The third important point highlighted in Genesis 2:7 is that ‘adam became a living being’ or, as some translations have it, ‘living soul’. The language of ‘soul’ has led some Christians to think that this verse is a description of an immortal soul that is implanted in ‘the adam’ during his creation, but whatever might be the teaching of Scripture elsewhere on this point, it is difficult to sustain such an idea from this Genesis passage. The Hebrew word used here is nepesh, which can mean, according to context: life, life force, soul, breath, the seat of emotion and desire, a creature or person as a whole, self, body, even in some cases a corpse.
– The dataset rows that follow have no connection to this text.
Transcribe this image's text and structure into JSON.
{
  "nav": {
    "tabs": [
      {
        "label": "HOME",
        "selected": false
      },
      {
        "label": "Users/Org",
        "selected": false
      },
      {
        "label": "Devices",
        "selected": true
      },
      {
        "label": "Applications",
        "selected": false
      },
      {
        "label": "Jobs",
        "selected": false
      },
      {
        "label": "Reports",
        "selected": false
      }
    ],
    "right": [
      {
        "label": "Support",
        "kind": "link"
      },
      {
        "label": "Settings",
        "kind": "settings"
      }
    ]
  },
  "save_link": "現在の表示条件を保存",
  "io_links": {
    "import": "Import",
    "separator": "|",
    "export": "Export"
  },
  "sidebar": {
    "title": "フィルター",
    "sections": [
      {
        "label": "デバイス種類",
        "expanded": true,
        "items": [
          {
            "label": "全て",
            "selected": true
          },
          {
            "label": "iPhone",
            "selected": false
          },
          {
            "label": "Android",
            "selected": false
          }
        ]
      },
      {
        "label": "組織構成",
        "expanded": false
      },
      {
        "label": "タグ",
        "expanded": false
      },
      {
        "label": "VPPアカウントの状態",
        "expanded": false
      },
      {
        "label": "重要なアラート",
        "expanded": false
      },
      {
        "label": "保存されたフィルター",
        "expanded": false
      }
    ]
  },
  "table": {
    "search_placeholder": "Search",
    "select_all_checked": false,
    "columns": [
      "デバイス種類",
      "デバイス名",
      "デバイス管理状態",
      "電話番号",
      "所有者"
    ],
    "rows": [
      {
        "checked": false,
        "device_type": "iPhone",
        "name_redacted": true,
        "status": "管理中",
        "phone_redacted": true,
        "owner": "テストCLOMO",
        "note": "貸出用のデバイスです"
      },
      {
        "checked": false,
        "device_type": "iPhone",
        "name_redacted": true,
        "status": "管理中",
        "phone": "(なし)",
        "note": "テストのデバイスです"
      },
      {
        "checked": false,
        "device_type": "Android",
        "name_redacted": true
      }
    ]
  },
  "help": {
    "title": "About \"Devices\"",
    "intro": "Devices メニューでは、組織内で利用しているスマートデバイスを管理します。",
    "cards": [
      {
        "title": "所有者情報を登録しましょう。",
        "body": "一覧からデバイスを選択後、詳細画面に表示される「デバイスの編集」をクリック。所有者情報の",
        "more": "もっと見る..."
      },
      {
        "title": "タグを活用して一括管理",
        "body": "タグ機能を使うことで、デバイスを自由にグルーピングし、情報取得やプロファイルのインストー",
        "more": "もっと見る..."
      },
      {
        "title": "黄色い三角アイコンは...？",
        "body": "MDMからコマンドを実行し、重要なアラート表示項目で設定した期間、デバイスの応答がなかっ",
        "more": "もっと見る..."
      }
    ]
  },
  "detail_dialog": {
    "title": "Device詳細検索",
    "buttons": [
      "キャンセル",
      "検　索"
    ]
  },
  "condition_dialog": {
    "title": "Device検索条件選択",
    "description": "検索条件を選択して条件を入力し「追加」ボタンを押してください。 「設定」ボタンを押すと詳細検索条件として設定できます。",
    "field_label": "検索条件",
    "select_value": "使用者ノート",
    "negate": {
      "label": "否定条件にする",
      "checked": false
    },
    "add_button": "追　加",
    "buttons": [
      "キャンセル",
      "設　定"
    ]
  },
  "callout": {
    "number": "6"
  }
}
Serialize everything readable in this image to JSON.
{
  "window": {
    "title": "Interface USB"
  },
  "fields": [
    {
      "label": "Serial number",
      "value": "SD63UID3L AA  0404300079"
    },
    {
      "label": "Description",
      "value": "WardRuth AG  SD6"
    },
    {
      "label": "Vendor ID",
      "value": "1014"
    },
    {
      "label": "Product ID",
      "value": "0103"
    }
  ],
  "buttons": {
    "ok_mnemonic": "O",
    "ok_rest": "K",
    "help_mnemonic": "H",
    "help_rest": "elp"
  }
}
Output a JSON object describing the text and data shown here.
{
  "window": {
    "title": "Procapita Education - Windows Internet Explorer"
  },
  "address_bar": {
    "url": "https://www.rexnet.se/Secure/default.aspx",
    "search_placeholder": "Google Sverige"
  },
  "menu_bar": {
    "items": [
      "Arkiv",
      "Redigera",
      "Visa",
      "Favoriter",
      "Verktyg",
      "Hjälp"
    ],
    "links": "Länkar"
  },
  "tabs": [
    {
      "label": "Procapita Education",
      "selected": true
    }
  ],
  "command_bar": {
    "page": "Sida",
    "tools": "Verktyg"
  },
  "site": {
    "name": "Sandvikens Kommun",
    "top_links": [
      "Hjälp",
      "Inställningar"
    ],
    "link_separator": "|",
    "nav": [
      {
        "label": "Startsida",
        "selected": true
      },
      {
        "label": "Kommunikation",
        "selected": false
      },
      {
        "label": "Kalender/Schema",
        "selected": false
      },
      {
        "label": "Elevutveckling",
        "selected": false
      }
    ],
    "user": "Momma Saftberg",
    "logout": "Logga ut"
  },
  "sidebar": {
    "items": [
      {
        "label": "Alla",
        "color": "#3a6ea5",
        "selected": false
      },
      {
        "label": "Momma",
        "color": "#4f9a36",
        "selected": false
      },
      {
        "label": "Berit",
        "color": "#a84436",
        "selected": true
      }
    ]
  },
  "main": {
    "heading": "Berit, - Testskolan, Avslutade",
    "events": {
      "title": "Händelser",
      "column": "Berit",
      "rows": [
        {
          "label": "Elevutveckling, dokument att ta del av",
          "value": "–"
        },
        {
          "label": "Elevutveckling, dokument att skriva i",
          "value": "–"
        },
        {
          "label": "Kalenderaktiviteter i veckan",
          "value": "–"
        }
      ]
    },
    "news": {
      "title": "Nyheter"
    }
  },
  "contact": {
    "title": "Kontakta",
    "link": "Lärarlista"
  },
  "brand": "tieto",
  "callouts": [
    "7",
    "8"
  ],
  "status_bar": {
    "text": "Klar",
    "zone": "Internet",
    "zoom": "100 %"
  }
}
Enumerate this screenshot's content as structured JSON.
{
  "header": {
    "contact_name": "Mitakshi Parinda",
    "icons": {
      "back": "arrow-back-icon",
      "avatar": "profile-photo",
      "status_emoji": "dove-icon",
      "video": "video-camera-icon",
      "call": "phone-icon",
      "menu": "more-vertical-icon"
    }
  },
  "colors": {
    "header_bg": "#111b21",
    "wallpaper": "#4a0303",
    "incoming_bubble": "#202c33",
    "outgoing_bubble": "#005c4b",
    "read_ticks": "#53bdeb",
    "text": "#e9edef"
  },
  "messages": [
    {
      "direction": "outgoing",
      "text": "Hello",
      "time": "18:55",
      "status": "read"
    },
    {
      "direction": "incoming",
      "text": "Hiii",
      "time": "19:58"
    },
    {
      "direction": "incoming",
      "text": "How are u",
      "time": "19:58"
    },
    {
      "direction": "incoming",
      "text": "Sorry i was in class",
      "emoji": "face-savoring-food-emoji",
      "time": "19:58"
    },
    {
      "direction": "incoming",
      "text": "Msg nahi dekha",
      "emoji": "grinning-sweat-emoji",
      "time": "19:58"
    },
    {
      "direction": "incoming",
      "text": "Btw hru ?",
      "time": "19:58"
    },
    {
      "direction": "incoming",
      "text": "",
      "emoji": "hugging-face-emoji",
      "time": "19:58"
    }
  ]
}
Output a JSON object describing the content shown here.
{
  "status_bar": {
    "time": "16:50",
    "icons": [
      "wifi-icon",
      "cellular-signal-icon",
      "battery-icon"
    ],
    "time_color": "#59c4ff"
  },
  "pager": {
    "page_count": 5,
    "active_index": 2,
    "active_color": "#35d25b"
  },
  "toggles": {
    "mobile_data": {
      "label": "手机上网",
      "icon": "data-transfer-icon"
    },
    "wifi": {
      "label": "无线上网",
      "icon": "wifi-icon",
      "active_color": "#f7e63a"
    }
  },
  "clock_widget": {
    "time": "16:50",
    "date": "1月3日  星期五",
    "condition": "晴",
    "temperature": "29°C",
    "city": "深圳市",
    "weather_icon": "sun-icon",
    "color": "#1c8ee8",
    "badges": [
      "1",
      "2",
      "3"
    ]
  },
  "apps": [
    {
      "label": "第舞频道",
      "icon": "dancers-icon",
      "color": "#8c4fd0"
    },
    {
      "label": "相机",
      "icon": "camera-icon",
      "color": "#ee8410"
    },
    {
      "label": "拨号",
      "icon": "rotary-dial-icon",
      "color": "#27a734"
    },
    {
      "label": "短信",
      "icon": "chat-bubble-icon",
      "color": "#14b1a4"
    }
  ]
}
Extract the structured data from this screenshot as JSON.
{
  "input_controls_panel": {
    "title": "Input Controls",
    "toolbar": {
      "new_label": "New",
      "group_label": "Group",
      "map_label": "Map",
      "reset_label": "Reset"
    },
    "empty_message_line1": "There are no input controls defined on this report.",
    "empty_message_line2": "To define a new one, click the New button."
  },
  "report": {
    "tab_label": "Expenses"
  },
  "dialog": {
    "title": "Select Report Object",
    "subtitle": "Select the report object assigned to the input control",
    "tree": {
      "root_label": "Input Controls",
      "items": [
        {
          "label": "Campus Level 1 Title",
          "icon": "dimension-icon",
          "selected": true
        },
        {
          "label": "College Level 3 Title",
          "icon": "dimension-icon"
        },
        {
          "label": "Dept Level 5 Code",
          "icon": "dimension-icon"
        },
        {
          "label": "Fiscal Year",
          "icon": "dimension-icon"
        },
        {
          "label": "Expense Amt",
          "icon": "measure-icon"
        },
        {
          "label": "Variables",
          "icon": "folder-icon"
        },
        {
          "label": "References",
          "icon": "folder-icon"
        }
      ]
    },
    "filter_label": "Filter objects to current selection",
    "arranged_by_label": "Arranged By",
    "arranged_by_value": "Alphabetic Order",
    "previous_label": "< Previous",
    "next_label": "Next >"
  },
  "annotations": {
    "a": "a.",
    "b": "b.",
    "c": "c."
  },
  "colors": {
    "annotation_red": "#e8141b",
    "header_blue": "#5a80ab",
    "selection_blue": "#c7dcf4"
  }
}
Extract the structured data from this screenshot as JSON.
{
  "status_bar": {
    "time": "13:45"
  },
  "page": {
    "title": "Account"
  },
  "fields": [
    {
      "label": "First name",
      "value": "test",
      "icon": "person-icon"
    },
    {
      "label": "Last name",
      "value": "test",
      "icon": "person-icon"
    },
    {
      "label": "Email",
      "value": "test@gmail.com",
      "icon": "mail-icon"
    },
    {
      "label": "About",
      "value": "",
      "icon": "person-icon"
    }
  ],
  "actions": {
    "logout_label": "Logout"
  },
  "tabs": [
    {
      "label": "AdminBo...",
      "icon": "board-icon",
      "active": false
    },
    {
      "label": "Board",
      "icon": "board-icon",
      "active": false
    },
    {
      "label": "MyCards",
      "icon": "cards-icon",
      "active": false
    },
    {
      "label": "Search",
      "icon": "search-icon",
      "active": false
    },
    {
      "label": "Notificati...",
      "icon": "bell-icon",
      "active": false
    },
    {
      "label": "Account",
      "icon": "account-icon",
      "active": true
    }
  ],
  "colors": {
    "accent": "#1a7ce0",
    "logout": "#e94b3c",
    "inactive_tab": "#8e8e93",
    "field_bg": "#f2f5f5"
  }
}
In Genesis 1: 21, 24, 20 and 2:19 exactly the same phrase in Hebrew – ‘living nepesh’, translated as ‘living creatures’ – is used there for animals as is used here in Genesis 2 for ‘the adam’. And we note also that adam became a nepesh, he was not given one as an extra, so the text is simply pointing out that the life and breath of adam was completely dependent upon God’s creative work, just as it was for the ‘living creatures’ in Genesis 1. There is certainly no scope for understanding this particular passage as referring to the addition to adam of an immaterial immortal ‘soul’.
How do we relate the anthropological understanding with the profound theological essay that the early chapters of Genesis provide for us, with their carefully nuanced presentation of ‘Adam’? There are two main models that seek to answer this question, which will be the subject of my next post.
1. McDougall, I. et al Nature 433: 733-736 2005.
2. White, T.D. et al Nature 423: 742-747, 2003; Clark, J.D. et al Nature 423: 747-752, 2003.
3. A useful account of the spread of humanity out of Africa can be found in: Jones, D. ‘Going Global’, New Scientist, 27 Oct, 36-41, 2007.
4. Fagundes, N.J. et al., ‘Statistical evaluation of alternative models of human evolution’, Proceedings of the National Academy of Sciences USA, 104:17614-17619, 2007. The ‘effective population size’ is defined as the number of individuals in a population that contribute offspring to the next generation.
5. Linz, B. et al., ‘An African origin for the intimate association between humans and Helicobacter pylori’, Nature 445-: 915-918, 2007.
6. This is well illustrated by the way in which different translations introduce ‘Adam’ as a personal name into the text: the Septuagint (Greek translation of the Old Testament) at 2:16; AV at 2:19; RV and RSV at 3:17; TEV at 3:20 and NEB at 3:21).
Denis Alexander is the Director of the Faraday Institute for Science and Religion at St. Edmund’s College, Cambridge, to which he was elected a Fellow in 1998. Alexander writes, lectures, and broadcasts widely in the field of science and religion. He is a member of the International Society for Science and Religion.